Those who have pursued creative ventures in Korea may have noticed how easy it is to get involved and start something. Whether it’s the smaller scenes, or the transient nature of foreigners, it seems easier to go in headfirst and not be fantastic at it right away, but to improve as you enter the public eye. Douglas notes that, “Korea is a large incubator for everything creative…because you have time to do whatever you want to and it gives you a chance, an extra chance you wouldn’t get anywhere else. For better, for worse…”
In the few months that Korindie has existed, Douglas’ work has provided people with valuable and pleasing evidence of their endeavours every weekend. Recent ventures into writing have appeared on the Korindie Facebook page that take a personal route, talking about Douglas’s experiences around a particular show or interactions with the band members, rather than writing about the music itself. The recently launched Korindie website will house more of Douglas’ writings in the future; it is fully indexed and linkable so that everything that falls under the Korindie marker can be shared and used by bands he captures and their fans.

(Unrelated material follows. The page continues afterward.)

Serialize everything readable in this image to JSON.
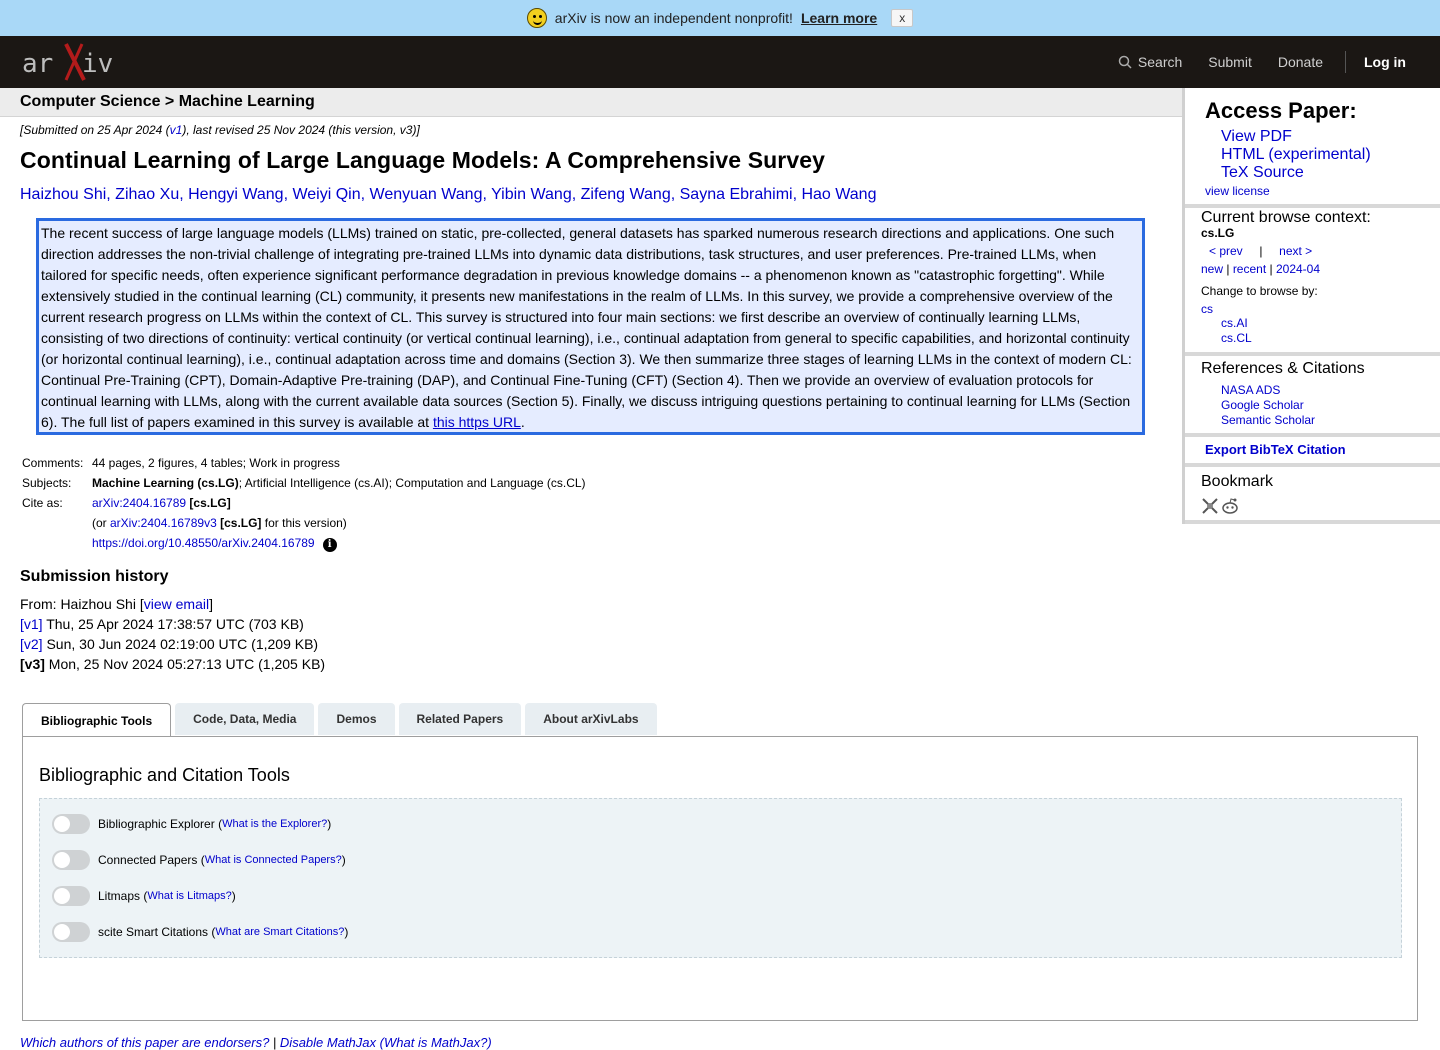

While there are a number of places dealing with the indie music scene in Seoul, they are often either very exclusive in what they consider to be “Korean” indie, or too broad. Perhaps not by design, Douglas looks at non-Koreans active in indie music in Korea as much as he does Koreans, where the balance of attention is rather one-sided. “Generally [foreigners] are such a small market that it’s not worth catering to sometimes, though the reason I do the foreign bands is because I’m friends with most of them…I do want to make sure I cover Korean bands as well but the foreign bands don’t get a lot of coverage.” Regardless of a band’s background, the material he gathers is important. For many of those weekend rock-stars, that return to normality on the Monday can seem an anti-climax given how much practice and preparation went into their performance. That ping which announces the arrival of a photo Douglas took reminds them that the gig really did happen. And that someone was paying attention. Especially with audio capture and more new live sets appearing, it is rather exciting to have someone collecting this content, even if it’s mostly for the bands and their friends. It’s a most precious service for us to have. “I’m happy doing what I’m doing and if someone watches it somewhere it’s served its purpose…it’s easy for me to be there and press a button, so I might as well press that button but I don’t view it as special necessarily. There’s a lot going on and a lot of talent in Korea right now.”
To find Douglas’ work, visit http://korindie.com/ or http://douglasvautourphotography.com/.